Bowen adds that rather than having 50 to100 leases for a typical class-A medical-office building, “We’re now seeing one to three leases from credit-tenant providers in projects that are two to four times larger than their counterparts from 10 years ago.”

Johnson replies, “In our portfolio, we have tenants that resemble this trend. I can confirm that we have acquired a few MOBs that fit into this category. Most of them are ‘purpose-built’ development deals that we acquired from the original developer.”

As an example, within Cypress West’s portfolio is a 100,000-square-foot single-tenant acquisition with more than 130 physicians practicing within the group. “The result is a one-stop shop for patients on a grand scale,” says Johnson. “I think you will see this trend continue on a limited basis in certain markets as providers extend their reach to grab more market share.”

Johnson adds that in certain markets, the providers have been aggressive in acquiring practices. “However, we have seen this slow down recently, which may be a result of fewer practices available. In addition, providers are pushing further and further out from their ‘hub,’ positioning key outpatient services closer to their patients.”

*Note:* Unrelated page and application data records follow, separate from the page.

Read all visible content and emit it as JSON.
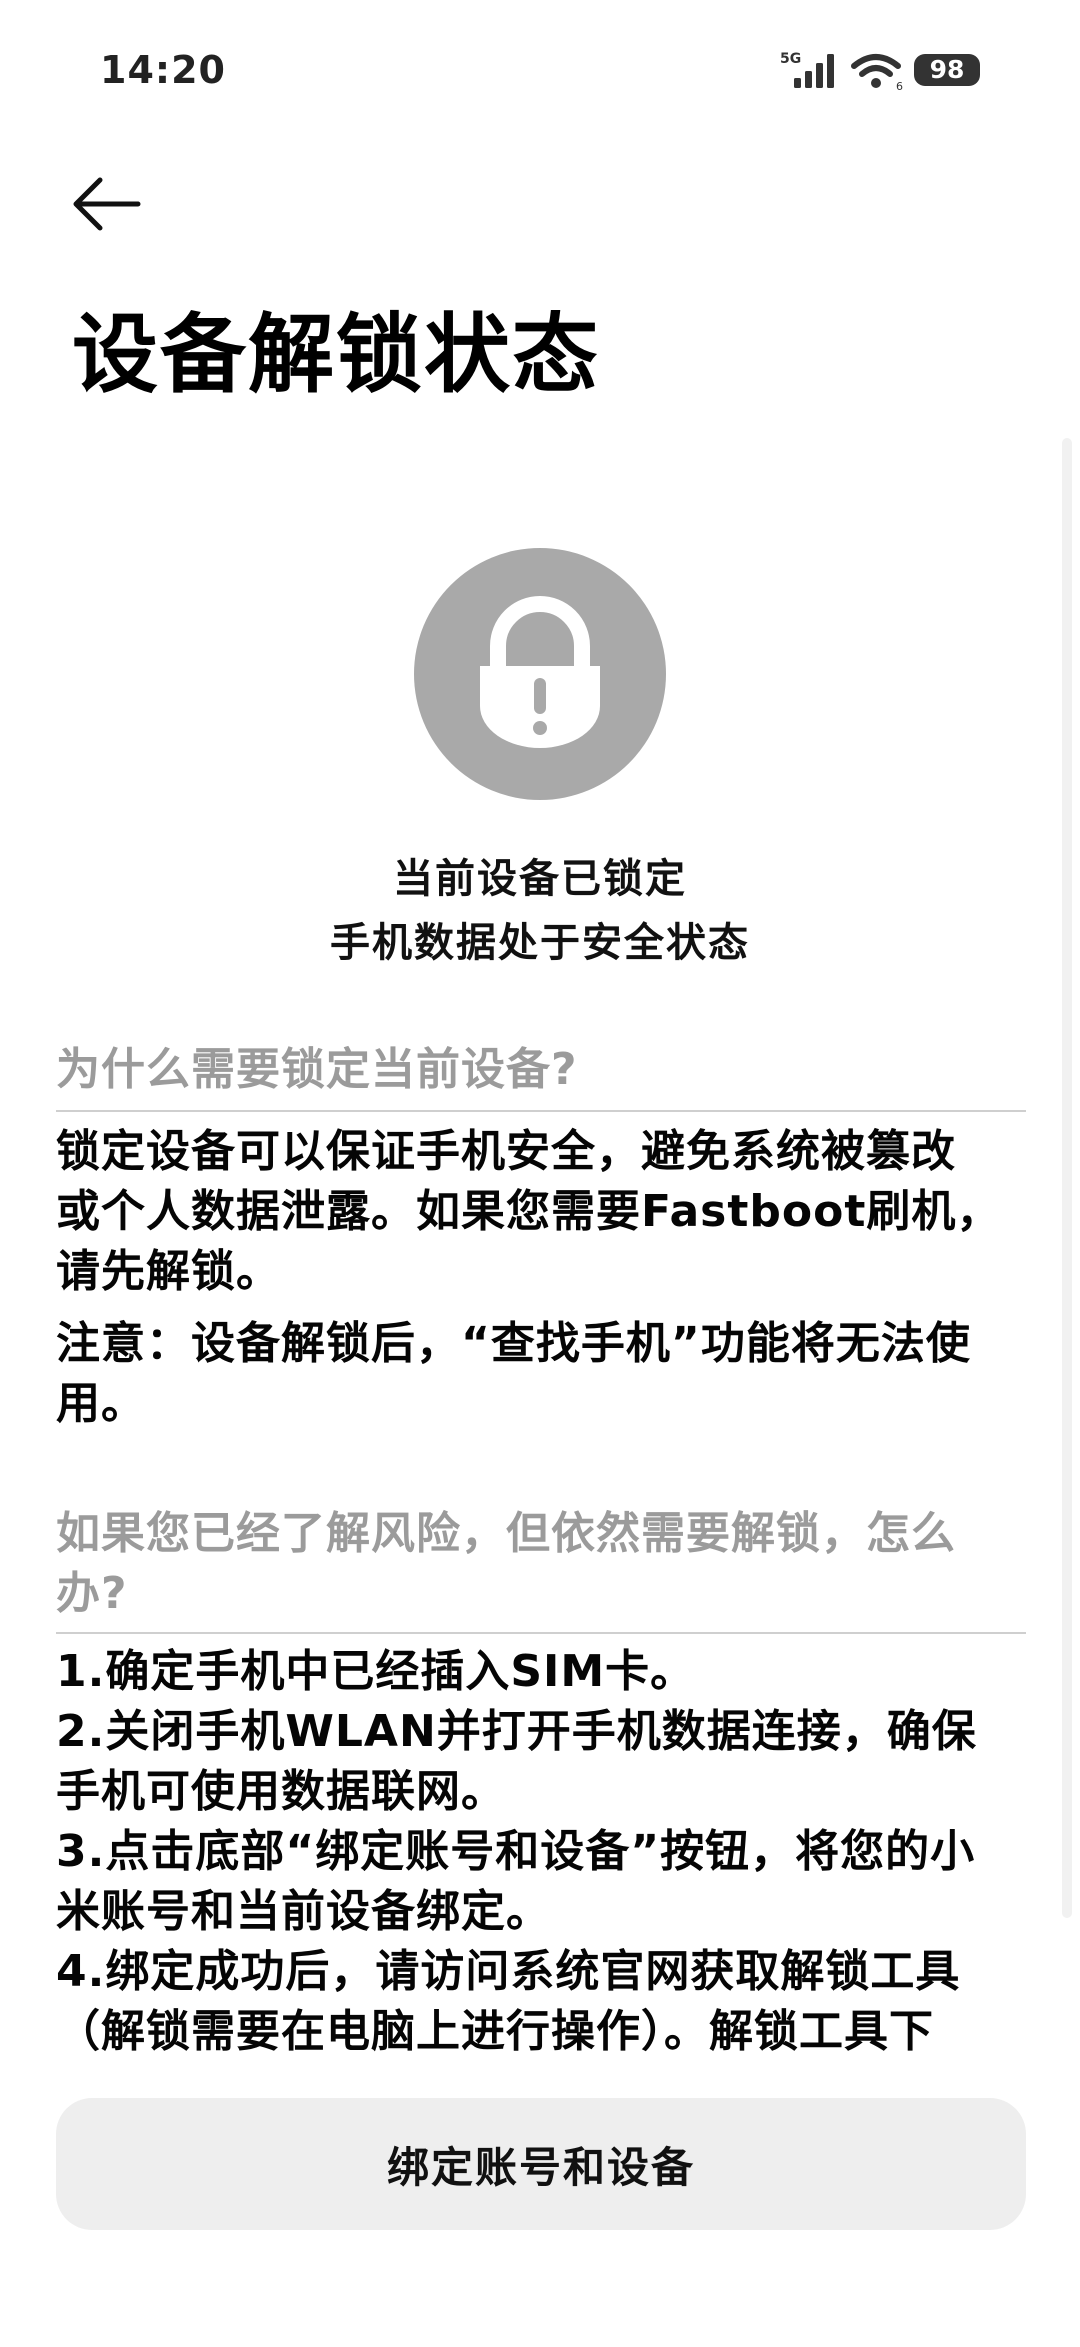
{
  "status_bar": {
    "time": "14:20",
    "network": "5G",
    "battery": "98"
  },
  "header": {
    "back_icon": "arrow-left-icon",
    "title": "设备解锁状态"
  },
  "lock_status": {
    "icon": "padlock-warning-icon",
    "line1": "当前设备已锁定",
    "line2": "手机数据处于安全状态"
  },
  "section_why": {
    "heading": "为什么需要锁定当前设备?",
    "paragraphs": [
      [
        "锁定设备可以保证手机安全，避免系统被篡改",
        "或个人数据泄露。如果您需要Fastboot刷机，",
        "请先解锁。"
      ],
      [
        "注意：设备解锁后，“查找手机”功能将无法使",
        "用。"
      ]
    ]
  },
  "section_how": {
    "heading_lines": [
      "如果您已经了解风险，但依然需要解锁，怎么",
      "办?"
    ],
    "lines": [
      "1.确定手机中已经插入SIM卡。",
      "2.关闭手机WLAN并打开手机数据连接，确保",
      "手机可使用数据联网。",
      "3.点击底部“绑定账号和设备”按钮，将您的小",
      "米账号和当前设备绑定。",
      "4.绑定成功后，请访问系统官网获取解锁工具",
      "（解锁需要在电脑上进行操作）。解锁工具下"
    ]
  },
  "bind_button": {
    "label": "绑定账号和设备"
  },
  "colors": {
    "lock_circle": "#a9a9a9",
    "heading_gray": "#9b9b9b",
    "button_bg": "#eeeeee"
  }
}
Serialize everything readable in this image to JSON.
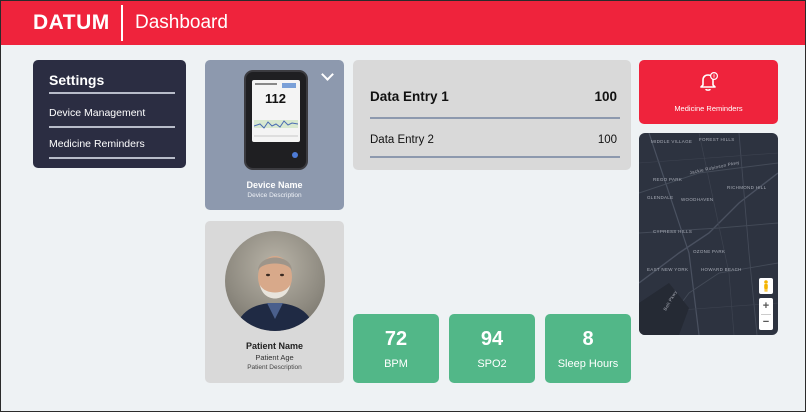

Johnson says his firm seems to be getting larger and longer leases along with increased credit-worthiness. So, the healthcare real estate market appears to be quite healthy itself. “Patient volumes are up. We recently talked with a service provider that estimated their patient traffic is up 54% year over year, with profits increased 18% as a result.”